I am am currently studying Newtonian mechanics from a conceptional and axiomatic point of view. Now, if I am not mistaken, one (but surely not all) statement of Newtons second law about nature is, that (almost ?) every motion of a "classical particle" (or "small body") can be described by a *second order* differential equation on $\mathbb{R}^3$ (or $\mathbb{R}^{3n}$ if one considers a *system* of $n$ particles). That is, if $I \ni t \mapsto x(t) \in \mathbb{R}^{3n}$ is a motion of $n$ particles in some environment, there is a smooth function $f \colon \mathbb{R}^{3n} \times \mathbb{R}^{3n} \times \mathbb{R} \to \mathbb{R}^{3n}$ (which describes the influence of the environment) such that $\ddot x(t) = f(x(t),\dot x(t), t)$ for all $t \in I$, thereby $I$ is an interval and $\dot x$ denotes the derivative of $x$.

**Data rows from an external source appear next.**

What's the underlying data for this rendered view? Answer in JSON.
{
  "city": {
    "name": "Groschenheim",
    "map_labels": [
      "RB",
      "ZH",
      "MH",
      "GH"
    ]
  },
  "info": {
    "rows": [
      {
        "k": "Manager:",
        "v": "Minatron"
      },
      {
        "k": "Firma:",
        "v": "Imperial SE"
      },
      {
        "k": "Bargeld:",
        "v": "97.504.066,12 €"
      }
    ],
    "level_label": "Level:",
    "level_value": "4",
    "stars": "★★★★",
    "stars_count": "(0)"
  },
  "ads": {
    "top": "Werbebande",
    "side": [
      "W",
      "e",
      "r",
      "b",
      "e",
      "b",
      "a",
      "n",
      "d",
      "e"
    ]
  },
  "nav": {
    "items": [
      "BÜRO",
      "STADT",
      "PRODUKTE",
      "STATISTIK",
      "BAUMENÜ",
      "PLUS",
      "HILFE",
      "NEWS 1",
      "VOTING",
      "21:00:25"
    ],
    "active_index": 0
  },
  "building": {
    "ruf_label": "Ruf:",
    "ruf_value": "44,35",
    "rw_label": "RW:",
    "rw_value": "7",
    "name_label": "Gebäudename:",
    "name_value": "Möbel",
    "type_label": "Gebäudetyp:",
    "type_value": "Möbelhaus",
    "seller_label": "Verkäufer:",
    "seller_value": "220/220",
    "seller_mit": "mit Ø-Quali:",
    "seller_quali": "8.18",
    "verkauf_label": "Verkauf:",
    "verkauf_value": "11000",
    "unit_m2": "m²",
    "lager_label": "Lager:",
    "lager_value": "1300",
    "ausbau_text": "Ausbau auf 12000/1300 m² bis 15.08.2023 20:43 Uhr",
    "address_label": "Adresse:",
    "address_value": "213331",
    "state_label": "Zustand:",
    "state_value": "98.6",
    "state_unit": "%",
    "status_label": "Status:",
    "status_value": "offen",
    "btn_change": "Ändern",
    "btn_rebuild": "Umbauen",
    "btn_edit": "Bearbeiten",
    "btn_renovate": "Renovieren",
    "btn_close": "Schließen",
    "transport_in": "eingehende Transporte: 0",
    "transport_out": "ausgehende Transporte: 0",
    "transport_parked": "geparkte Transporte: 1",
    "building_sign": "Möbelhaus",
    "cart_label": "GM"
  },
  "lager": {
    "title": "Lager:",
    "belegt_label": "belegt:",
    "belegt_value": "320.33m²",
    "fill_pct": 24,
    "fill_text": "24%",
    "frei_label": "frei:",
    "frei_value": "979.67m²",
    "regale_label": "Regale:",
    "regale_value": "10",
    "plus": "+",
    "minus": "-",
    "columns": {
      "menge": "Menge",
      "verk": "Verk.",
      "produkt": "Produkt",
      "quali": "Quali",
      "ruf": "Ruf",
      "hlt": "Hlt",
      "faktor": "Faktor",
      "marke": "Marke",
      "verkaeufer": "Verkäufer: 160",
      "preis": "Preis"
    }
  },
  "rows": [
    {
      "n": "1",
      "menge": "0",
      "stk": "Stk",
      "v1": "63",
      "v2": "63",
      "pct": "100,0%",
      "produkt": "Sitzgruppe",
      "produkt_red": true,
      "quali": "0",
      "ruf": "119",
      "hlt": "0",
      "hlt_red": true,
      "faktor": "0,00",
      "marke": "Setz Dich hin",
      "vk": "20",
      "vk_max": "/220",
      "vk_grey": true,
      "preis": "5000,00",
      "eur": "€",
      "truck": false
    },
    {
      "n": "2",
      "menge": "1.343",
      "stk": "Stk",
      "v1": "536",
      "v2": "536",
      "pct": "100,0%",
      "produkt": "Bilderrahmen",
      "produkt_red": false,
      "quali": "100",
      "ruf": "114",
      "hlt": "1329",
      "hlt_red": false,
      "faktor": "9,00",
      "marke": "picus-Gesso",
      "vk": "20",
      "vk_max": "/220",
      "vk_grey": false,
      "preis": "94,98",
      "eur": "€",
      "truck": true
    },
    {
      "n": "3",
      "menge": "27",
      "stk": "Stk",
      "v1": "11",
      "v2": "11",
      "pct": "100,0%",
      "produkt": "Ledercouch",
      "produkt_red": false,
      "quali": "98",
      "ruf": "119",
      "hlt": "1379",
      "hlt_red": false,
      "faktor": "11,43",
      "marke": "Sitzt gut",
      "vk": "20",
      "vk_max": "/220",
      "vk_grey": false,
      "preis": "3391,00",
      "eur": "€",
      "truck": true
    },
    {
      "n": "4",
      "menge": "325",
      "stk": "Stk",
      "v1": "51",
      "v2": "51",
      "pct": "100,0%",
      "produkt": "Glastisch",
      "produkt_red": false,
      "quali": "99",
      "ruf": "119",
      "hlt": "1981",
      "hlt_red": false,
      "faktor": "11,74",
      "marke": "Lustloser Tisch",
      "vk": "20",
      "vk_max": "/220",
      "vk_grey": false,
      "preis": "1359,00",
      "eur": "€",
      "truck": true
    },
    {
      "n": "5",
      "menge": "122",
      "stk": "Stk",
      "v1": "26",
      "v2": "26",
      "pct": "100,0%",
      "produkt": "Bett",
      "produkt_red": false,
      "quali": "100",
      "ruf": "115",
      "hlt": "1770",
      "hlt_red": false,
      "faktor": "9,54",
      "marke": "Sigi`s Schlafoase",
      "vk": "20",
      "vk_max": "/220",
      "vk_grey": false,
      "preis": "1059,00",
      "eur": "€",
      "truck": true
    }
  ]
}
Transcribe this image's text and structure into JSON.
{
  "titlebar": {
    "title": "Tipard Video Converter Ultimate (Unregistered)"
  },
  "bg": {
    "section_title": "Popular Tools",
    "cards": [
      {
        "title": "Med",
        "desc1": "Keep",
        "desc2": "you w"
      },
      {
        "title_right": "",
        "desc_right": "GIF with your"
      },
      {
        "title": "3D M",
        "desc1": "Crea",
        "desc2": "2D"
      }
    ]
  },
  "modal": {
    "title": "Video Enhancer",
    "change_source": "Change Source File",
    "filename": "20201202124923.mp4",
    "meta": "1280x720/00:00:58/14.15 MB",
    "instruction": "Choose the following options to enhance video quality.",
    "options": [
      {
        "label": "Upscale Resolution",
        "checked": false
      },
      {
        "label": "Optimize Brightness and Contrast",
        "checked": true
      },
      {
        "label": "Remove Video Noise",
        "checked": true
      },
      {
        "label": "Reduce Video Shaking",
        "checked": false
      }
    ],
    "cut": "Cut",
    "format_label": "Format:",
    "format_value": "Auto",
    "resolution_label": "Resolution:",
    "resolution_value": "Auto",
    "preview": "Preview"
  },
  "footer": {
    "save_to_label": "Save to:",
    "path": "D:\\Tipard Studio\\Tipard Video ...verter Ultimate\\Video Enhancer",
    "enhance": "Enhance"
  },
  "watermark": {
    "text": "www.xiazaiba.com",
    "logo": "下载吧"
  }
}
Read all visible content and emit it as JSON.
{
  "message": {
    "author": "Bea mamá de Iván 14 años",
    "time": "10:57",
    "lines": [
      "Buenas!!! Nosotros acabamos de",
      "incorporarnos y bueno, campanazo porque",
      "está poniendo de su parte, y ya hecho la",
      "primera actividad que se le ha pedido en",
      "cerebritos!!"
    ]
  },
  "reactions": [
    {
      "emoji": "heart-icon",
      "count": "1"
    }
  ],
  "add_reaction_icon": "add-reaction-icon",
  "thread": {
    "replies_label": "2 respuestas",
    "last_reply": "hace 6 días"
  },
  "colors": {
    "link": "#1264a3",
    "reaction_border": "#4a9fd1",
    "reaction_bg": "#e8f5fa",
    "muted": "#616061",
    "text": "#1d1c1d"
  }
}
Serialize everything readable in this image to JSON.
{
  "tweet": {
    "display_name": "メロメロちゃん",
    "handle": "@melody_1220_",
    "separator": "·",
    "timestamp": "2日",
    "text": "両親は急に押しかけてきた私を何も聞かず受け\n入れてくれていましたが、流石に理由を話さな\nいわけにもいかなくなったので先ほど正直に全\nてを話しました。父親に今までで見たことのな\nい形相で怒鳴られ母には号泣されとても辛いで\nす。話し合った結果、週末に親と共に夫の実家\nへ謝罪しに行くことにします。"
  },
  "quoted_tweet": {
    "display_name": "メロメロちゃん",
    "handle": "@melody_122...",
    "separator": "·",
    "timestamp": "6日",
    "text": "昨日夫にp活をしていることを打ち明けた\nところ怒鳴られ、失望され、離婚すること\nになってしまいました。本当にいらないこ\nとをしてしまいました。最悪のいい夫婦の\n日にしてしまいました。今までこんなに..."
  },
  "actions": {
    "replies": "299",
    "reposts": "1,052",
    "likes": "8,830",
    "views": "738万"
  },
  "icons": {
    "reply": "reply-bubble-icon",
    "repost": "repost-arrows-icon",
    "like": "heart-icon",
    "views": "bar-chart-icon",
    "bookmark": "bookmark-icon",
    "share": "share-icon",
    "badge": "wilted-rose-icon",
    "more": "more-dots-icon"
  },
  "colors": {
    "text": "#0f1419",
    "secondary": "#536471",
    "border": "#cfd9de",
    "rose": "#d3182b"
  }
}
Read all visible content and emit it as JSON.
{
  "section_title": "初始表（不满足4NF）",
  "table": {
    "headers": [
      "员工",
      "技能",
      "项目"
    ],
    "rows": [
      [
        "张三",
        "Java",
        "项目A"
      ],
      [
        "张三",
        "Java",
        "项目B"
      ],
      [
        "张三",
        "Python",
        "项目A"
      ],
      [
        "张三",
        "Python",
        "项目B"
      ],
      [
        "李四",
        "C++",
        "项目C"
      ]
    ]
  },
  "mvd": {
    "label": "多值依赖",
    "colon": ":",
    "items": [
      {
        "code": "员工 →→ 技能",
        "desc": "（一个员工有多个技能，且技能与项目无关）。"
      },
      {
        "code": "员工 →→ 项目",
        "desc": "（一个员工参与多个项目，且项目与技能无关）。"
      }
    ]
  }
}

Now my question is, if there is a good, mathematical sound intuition, which kinds motions are *not* allowed by Newtons second law because of the fact that it is a *second* order differential equation.

In other words: I want to analyze in detail, what Newtons seconds law tells us about nature. Especially I want to grasp, how the condition to be a second order differential equation gives restrictions to possible conceivable motions of particles. What would be allowed additionally if the equations were of $3$. or higher order?

on$\mathbb{R}^3$ can have, but no solution of a second order ODEon$\mathbb{R}^3$, i.e. on thesamespace. – student Oct 23 '10 at 16:34